> DATA LISTING

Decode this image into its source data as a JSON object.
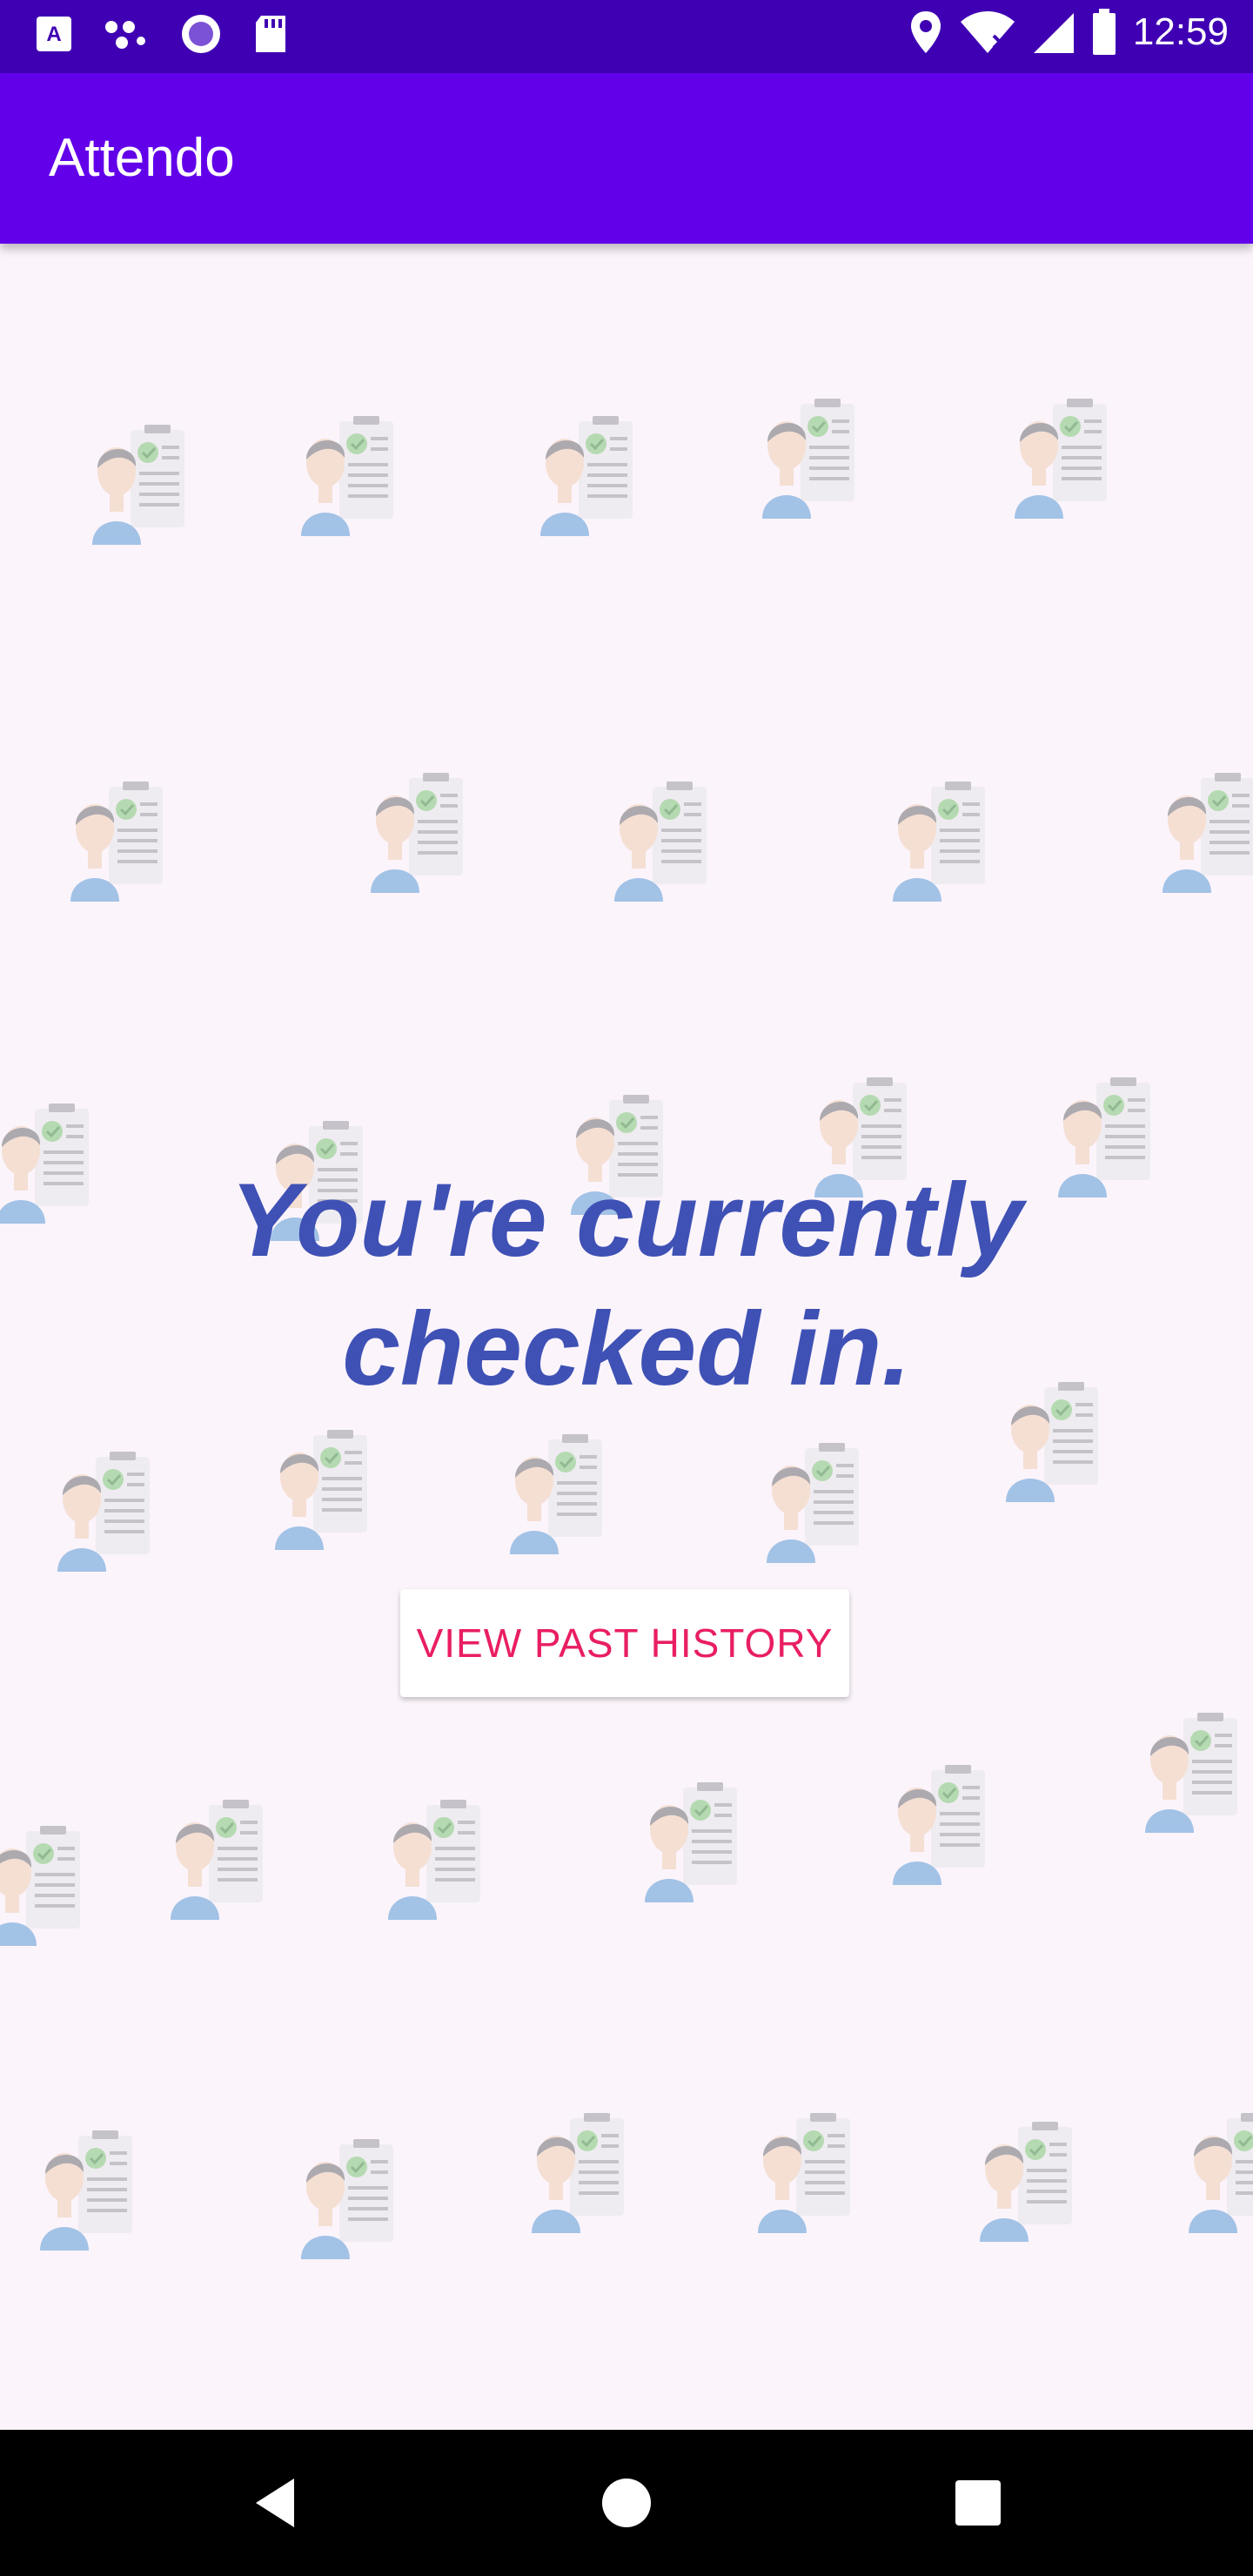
{
  "status_bar": {
    "time": "12:59",
    "icons_left": [
      "a-box-icon",
      "dots-share-icon",
      "circle-dot-icon",
      "sd-card-icon"
    ],
    "icons_right": [
      "location-icon",
      "wifi-icon",
      "signal-icon",
      "battery-icon"
    ]
  },
  "app_bar": {
    "title": "Attendo"
  },
  "main": {
    "headline_line1": "You're currently",
    "headline_line2": "checked in.",
    "history_button_label": "VIEW PAST HISTORY"
  },
  "background": {
    "tile_icon": "attendance-sheet-person-icon"
  },
  "nav_bar": {
    "buttons": [
      "back-icon",
      "home-icon",
      "recents-icon"
    ]
  },
  "colors": {
    "status_bar": "#3f00b3",
    "app_bar": "#6200ea",
    "headline": "#3f51b5",
    "button_text": "#e91e63",
    "background": "#fbf4fb"
  }
}
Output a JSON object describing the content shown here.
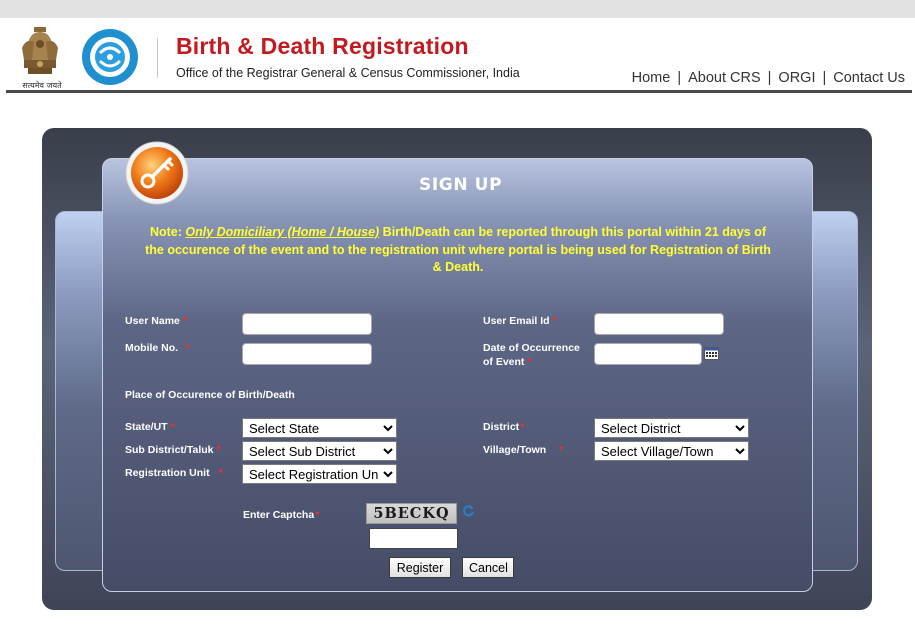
{
  "header": {
    "emblem_caption": "सत्यमेव जयते",
    "title": "Birth & Death Registration",
    "subtitle": "Office of the Registrar General & Census Commissioner, India",
    "nav": [
      "Home",
      "About CRS",
      "ORGI",
      "Contact Us"
    ],
    "title_color": "#c4191f"
  },
  "form": {
    "heading": "SIGN UP",
    "note": {
      "prefix": "Note: ",
      "emphasis": "Only Domiciliary (Home / House)",
      "text": " Birth/Death can be reported through this portal within 21 days of the occurence of the event and to the registration unit where portal is being used for Registration of Birth & Death.",
      "color": "#ffff33"
    },
    "user_name_label": "User Name",
    "email_label": "User Email Id",
    "mobile_label": "Mobile No.",
    "doe_label_line1": "Date of Occurrence",
    "doe_label_line2": "of Event",
    "place_heading": "Place of Occurence of Birth/Death",
    "state_label": "State/UT",
    "district_label": "District",
    "subdistrict_label": "Sub District/Taluk",
    "village_label": "Village/Town",
    "regunit_label": "Registration Unit",
    "state_value": "Select State",
    "district_value": "Select District",
    "subdistrict_value": "Select Sub District",
    "village_value": "Select Village/Town",
    "regunit_value": "Select Registration Unit",
    "captcha_label": "Enter Captcha",
    "captcha_text": "5BECKQ",
    "register_label": "Register",
    "cancel_label": "Cancel",
    "required_marker": "*",
    "required_color": "#ff2a2a"
  },
  "icons": [
    "emblem-icon",
    "crs-logo-icon",
    "key-icon",
    "calendar-icon",
    "refresh-icon"
  ]
}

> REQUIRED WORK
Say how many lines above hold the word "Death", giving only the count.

> OUTPUT OF THE TASK
3